President Donald Trump said in the presidential debate Tuesday night that California wildfires would not be happening if the state had better forest management, a claim that is misleading for multiple reasons.
Trump said during the debate with Democratic Presidential Nominee Joe Biden that he gets calls every year about the California wildfires and the state needing emergency help.
“If you had good forest management you wouldn’t be getting those calls,” he said. He acknowledged that climate change might contribute, but insisted that proper forest management would be enough.
Scientists have agreed that climate change is a major reason the wildfires in the state have gotten worse, and the majority of the forests of the state are owned by the federal government, not the state government.
California has seen the worst year for wildfires on record, far outpacing even the previous worst year. In recent days, wildfires have ravaged California’s wine country, which is not known for forested terrain.
More than 3.6 million acres have burned in California so far this year, more than half of the total 7 million acres that burned between 2001 and 2010.
Eight of the 10 largest fires in California history have burned in the past decade.
There are multiple reasons for that, including climate change, more needed forest management and homes creeping into higher risk areas. But some Republicans downplay or even deny that climate change plays a role, despite overwhelming scientific agreement on the matter.
Trump visited California recently, meeting with state officials to discuss the impact and solutions to California’s wildfire crisis. California officials repeatedly pressed Trump to acknowledge that climate change played a role in increased wildfire risk, to which Trump said “it’ll start getting cooler.”
“I wish science agreed with you,” responded California Natural Resource Secretary Wade Crawfoot.
“I don’t think science knows, actually,” Trump said.

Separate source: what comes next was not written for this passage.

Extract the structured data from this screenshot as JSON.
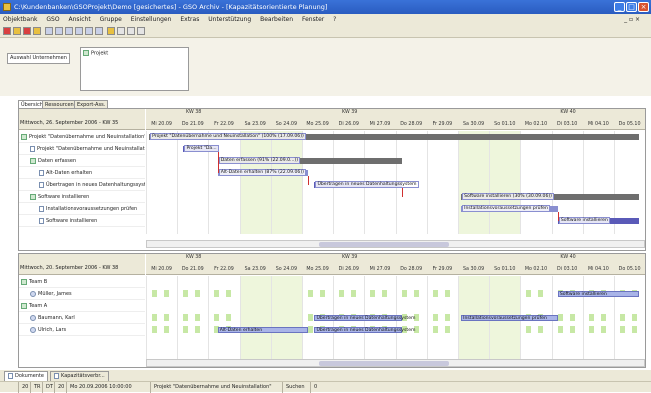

Temperatures in California have steadily risen by about three degrees Fahrenheit since the Industrial Revolution, which is even faster than temperatures in the rest of the U.S. While it may sound small, it means snows in Northern California are melting sooner, leaving trees without moisture for longer periods of the year, and the air is drying out faster, which sucks more moisture out of plants and trees. Plants and trees devoid of moisture will die, becoming easy tinder for wildfires.
More than 150 million trees have died in California since 2010.
That means fires, once they start, will typically spread further and more quickly. And since 57 percent of California’s forests are owned by the federal government – 19 million acres of 33 million acres of forests – officials can’t do enough forest management to keep up with the pace that trees are dying.